If the word zeitgeist has any legitimacy left, then it’s a useful descriptor of what Daniel T. Rodgers’s new book, Age of Fracture, tries to describe for the united States during the last quarter of the twentieth century. As such, the book is an enlightening tour through the intellectual life of the nation from the 1973 oil crisis to 9/11. In fact, it’s the best we’ve got to explain how the ideas that made post-1973 America d if fe r en t f r o m w ha t c am e before and different, perhaps, from what came after 9/11.
But still, Rodgers needs a better metaphor than fracture. Rodgers, following the call of Richard Rorty, is an intel- lectual historian concerned with the use of language, with the metaphors and words that dominate the way people talk and therefore think in various eras. And he’s a master at it.

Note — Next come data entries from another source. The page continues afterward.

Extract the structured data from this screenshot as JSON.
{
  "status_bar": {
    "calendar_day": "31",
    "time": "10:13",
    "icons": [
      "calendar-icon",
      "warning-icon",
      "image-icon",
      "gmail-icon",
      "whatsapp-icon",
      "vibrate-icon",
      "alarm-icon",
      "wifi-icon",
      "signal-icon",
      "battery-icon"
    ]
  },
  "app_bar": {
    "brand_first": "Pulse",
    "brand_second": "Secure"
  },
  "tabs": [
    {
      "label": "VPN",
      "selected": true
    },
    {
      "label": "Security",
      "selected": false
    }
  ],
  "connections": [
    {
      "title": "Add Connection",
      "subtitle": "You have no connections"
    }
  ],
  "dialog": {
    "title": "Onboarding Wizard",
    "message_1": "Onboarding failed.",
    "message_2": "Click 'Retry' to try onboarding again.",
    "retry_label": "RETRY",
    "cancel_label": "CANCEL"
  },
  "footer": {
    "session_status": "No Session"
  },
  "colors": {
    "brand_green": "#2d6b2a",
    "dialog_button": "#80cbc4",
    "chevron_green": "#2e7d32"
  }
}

But rather than fracture, what Rodgers really describes here is a transformation from thinking big in the pre-1973 era to thinking small after it, from thinking about things like the common good, the use of federal power in the name of acting in the right, and macro- economics in the 1940s, 50s, and 60s, to thinking about individual or small-gr oup benefits, the diffusion of power into culture and the masses, and the pursuit of individual unregulated wealth.